In today's Finshots we see why South Indian movies have been doing so well of late

Also, a quick sidenote before we begin the story. At Finshots we have strived to keep the newsletter free for everyone. And we’ve managed to do it in large parts thanks to Ditto — our insurance advisory service where we simplify health and term insurance and make it easy for people to purchase the product. So if you want to keep supporting us, please check out the website and maybe tell your friends about it too. It will go a long way in keeping the lights on here :)

The Story

“Apun Likhega Nahi Sala”

Imagine writing this on your class 10th exam paper. Crazy right? But apparently, that’s what a kid in Bengal did quite recently. He’s paying homage to Allu Arjun — an actor who featured in the Telugu blockbuster Pushpa: The Rise.

And this craze isn’t just limited to kids. A municipal corporation in Bhubaneshwar put its own spin on the hero’s lines to promote cleanliness. A political party used the movie’s catchy tunes to promote their recent campaign in Uttar Pradesh. Every Instagram influencer you know has probably made a reel on the matter.

It’s insane. And once again, this is a Telugu movie that’s having a pan India influence. Sure, it’s been done in the past. But now it’s happening regularly with remarkable consistency.

Don’t believe me? Here’s another example —

“Violence, Violence, Violence….I don’t like it. I avoid! But violence likes me, I can’t avoid.”

You’ve probably heard this line too. It’s from the Kannada movie KGF: Chapter 2. And like Pushpa, it has dominated the box office. In fact, it’s becoming a bit of a trend. In 2021, South Indian films clocked Rs. 2400 crores at the domestic box office, as opposed to the ₹800 crores Bollywood movies managed to bring home. For context, Bollywood’s share in domestic-box office revenues stood at ₹5,200 crores while South Indian cinema earned ₹4,000 crores back in 2019.

The mood is shifting.

But how?

And why?

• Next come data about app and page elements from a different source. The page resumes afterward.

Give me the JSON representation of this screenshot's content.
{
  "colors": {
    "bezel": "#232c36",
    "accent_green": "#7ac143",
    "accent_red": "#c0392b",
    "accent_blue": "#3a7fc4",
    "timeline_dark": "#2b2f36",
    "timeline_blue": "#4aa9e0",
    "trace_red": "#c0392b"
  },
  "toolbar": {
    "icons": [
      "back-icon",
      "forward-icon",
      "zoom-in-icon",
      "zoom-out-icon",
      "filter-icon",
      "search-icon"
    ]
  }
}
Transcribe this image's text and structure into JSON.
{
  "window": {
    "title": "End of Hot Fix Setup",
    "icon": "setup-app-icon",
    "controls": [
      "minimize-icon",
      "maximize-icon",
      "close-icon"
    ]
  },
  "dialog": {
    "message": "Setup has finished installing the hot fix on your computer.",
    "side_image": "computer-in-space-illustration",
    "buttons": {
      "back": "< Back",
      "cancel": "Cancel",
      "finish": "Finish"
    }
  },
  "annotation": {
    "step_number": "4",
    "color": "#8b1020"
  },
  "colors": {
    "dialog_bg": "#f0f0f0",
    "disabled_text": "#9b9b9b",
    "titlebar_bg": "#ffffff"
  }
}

Well, like most things, there are many factors at play here.

First — Content. If you ask the average moviegoer, they will tell you that South Indian films have been serving up really good content of late. They are pouring in more money. The production value is high. They are promoting their movies pan-India and they’re raking in the spoils. It’s the content game.

For instance, Pushpa had a massive budget of ₹250 crores. KGF 2 — ₹100 crores. Rajmouli’s RRR cost ₹550 crores. In fact, the movie’s VFX budget alone was pegged at ₹150 crores. They are upping their game and people are beginning to appreciate the hard work.

At least that’s what some analysts believe.

Then there’s the promotional aspect. Yash, the actor who featured in the movie KGF 2 has been promoting the movie pan-India and Hombale Films, the production house behind KGF 2 has pushed out more inclusive campaigns — like the time when they invited fans to share their artwork. It wasn’t just limited to a small subsection of Kannada speaking people. It was open to everyone. In fact, over 18,000 people from 80 countries signed up for the competition and the most popular artworks were turned into movie hoardings. They’ve also put a lot of effort into dubbing these movies for better acceptance. So, no wonder the trailer of KGF 2 got 109 million views across five languages in less than 24 hours on YouTube — setting up the record for the most-viewed trailer of an Indian cinema.

There’s also the OTT angle. Viewing preferences have changed since the pandemic — whether you like to believe it or not. And OTT platforms like Hotstar and Amazon Prime have played an active role in all this. They’re now promoting regional movies like never before. For instance, Minnal Murali, a superhero movie from the Malayalam industry, garnered over 32 million views! And it quickly made its way into the ‘Global Top 10 (Non-English)’ list on Netflix.

They are also investing heavily in acquiring regional films. One article in the Mint states that “even small Malayalam films can now demand Rs. 20–30 crore, equivalent to a mid-sized Hindi film.”

It’s almost like a flywheel. The pandemic rejigged the whole equation. OTT players were suddenly thrust into the forefront. They needed to push new content each day and so they had to dabble with regional films to meet the new demand. The regional films did well prompting them to acquire and promote these movies some more. And now they’re doubling down on this enterprise after seeing South Indian films replicate the success on the big screens as well.

So yeah, it seems South Indian movies have had a golden run of late and we will just have to wait and see if they can continue this momentum.

Until then...

Don't forget to share this article on WhatsApp, LinkedIn and Twitter